UPDATE (October 29, 2019): Nike recently issued its fourth lawsuit against Skechers in what has become an ongoing legal battle between the footwear companies. In the latest lawsuit, Nike denies Skechers’ previous “bully” claim made in its New York Times and Twitter ad, which took the form of an open letter to its retail partners. Additionally, Nike cites even more shoe designs it feels Skechers has stolen – specifically the “Skech-Air Mega” and “Skech-Air Jumpin’ Dots,” which resemble Nike’s JoyRide runners.
According to Newsweek, Nike also included reactions to Skechers’ ad, noting that many commenters took its side and agreed that Skechers is stealing its designs. In a direct reaction to Skechers’ bullying claims, Nike stated that “Nike’s enforcement of its intellectual property rights against infringers, including copyists like Skechers, is not bullying and it does not stifle competition. The opposite is true.”
— SKECHERS USA (@SKECHERSUSA) October 14, 2019
UPDATE (October 17, 2019): Skechers recently issued a statement via Twitter and a New York Times ad directly addressing its retail partners in regards to Nike‘s recent lawsuit against a variety of its sneaker designs. Nike claims many of Skechers’ available styles are too close to comfort to its Air Max patent, but Skechers is prepared to deny any and all similarities.
In the statement, Skechers acknowledges its exact styles under attack and explains to its retail partners that the lawsuit is very recent and that Nike’s allegations are currently “unproven.” The brand continues to state that it “plans on defending the lawsuit vigorously and in response will deny that any of the listed styles infringe any of Nike’s patent.”

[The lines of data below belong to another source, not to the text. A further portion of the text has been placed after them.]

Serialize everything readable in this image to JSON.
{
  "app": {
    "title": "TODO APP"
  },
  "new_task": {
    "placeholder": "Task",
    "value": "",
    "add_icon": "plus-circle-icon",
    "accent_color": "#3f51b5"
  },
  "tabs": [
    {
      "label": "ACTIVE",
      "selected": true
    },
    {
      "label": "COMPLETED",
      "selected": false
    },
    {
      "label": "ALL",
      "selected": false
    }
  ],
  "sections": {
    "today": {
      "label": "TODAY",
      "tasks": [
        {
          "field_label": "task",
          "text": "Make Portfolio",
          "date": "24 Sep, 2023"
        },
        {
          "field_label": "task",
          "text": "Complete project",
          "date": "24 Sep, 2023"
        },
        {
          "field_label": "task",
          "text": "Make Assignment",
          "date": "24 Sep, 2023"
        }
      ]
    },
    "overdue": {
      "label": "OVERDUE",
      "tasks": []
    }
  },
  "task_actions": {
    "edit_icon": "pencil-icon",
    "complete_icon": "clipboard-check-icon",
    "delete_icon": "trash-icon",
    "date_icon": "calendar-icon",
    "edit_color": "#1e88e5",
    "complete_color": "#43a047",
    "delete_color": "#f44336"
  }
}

Skechers feels as though its “much larger competitor” is a “bully” and points out that it has had many previous courtroom encounters with the sportswear behemoth, some of which it has walked away victorious. The statement ends with Skechers pledging allegiance to its retail partners, stating that it will “defend and indemnify” them if Nike attempts to “bully” them as well.
Nike has yet to respond to the statement.

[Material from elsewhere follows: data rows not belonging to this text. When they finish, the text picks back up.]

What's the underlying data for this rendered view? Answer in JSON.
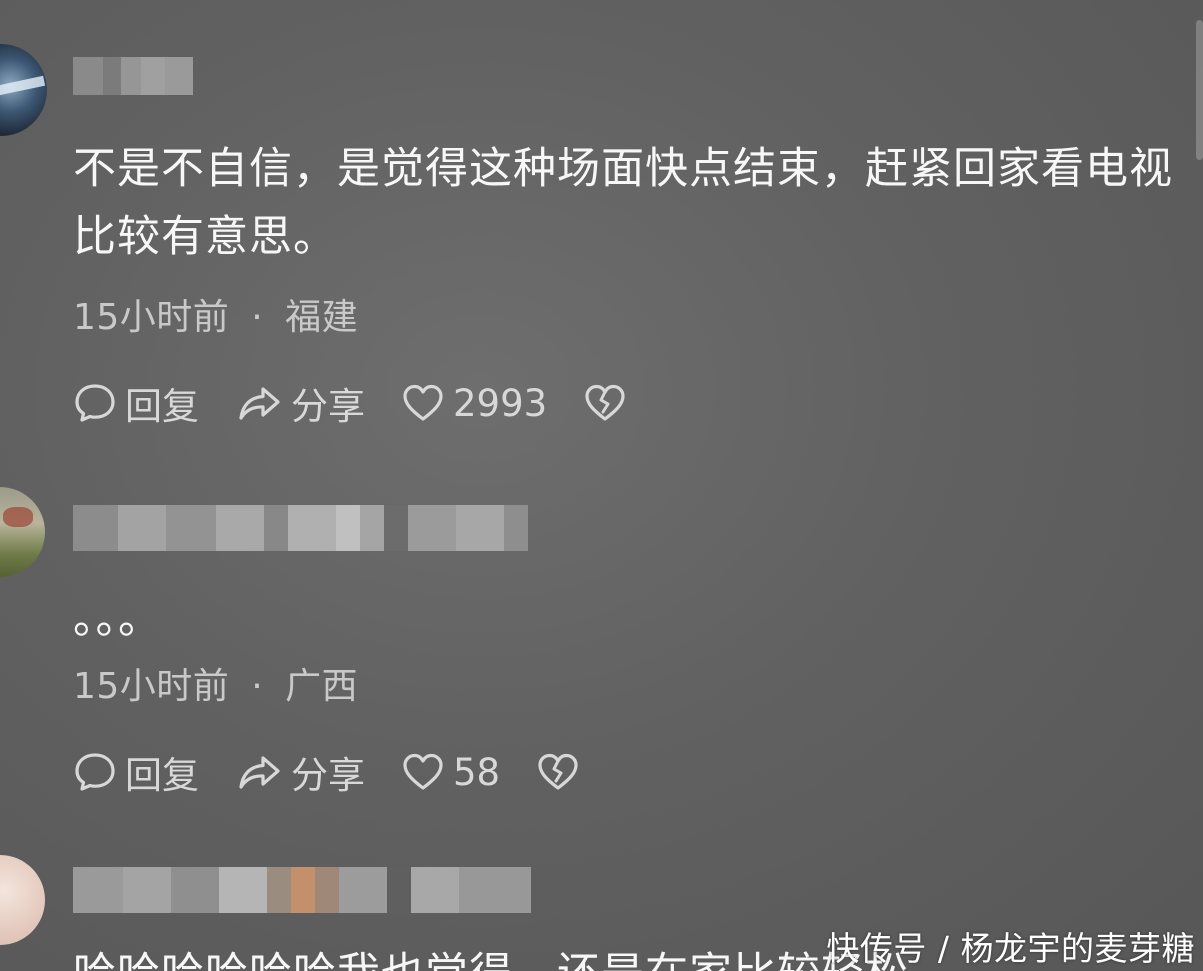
{
  "comments": [
    {
      "text": "不是不自信，是觉得这种场面快点结束，赶紧回家看电视比较有意思。",
      "time": "15小时前",
      "location": "福建",
      "reply_label": "回复",
      "share_label": "分享",
      "likes": "2993"
    },
    {
      "text": "。。。",
      "time": "15小时前",
      "location": "广西",
      "reply_label": "回复",
      "share_label": "分享",
      "likes": "58"
    },
    {
      "text": "哈哈哈哈哈哈我也觉得，还是在家比较轻松"
    }
  ],
  "meta_separator": "·",
  "icons": {
    "reply": "reply-bubble-icon",
    "share": "share-arrow-icon",
    "like": "heart-icon",
    "dislike": "broken-heart-icon"
  },
  "watermark": "快传号 / 杨龙宇的麦芽糖"
}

Original Story (October 1, 2019): Skechers is catching heat from Nike for allegedly copying the Oregon-based sportswear brand’s patented Air Max 270 and VaporMax designs. In a recent lawsuit filed by Nike, the brand claims that Skechers is creating “Skecherized versions” of its popular shoes.
Specifically, Nike’s counsel cites Skechers’ Skech-Air Atlas, Skech-Air 92, Skech-Air Stratus and Skech-Air Blast models as infringing upon The Swoosh’s original sneakers. Nike has been using its proprietary Air sole units since 1987, and the company recently received patents for both the Air Max 270 and VaporMax designs.
Nike believes that Skechers’ strategy to copy competitors’ designs comes directly from Skechers CEO Robert Greenberg, and that it undermines the resources Nike puts into its design process. “Nike filed this lawsuit to continue to defend its design innovation and stop Skechers from free-riding on Nike’s significant investment of talent and resources that are deployed to innovate,” Nike states in the lawsuit. Nike has previously accused Skechers of copying its Free and Flyknit footwear designs back in 2016, and that lawsuit is still pending in court.
The case is still in its infancy, but you can read Nike’s complaint online, which includes side-by-side imagery.
Elsewhere in footwear, the Zoom Pegasus Trail is the latest Nike silhouette to receive a GORE-TEX treatment.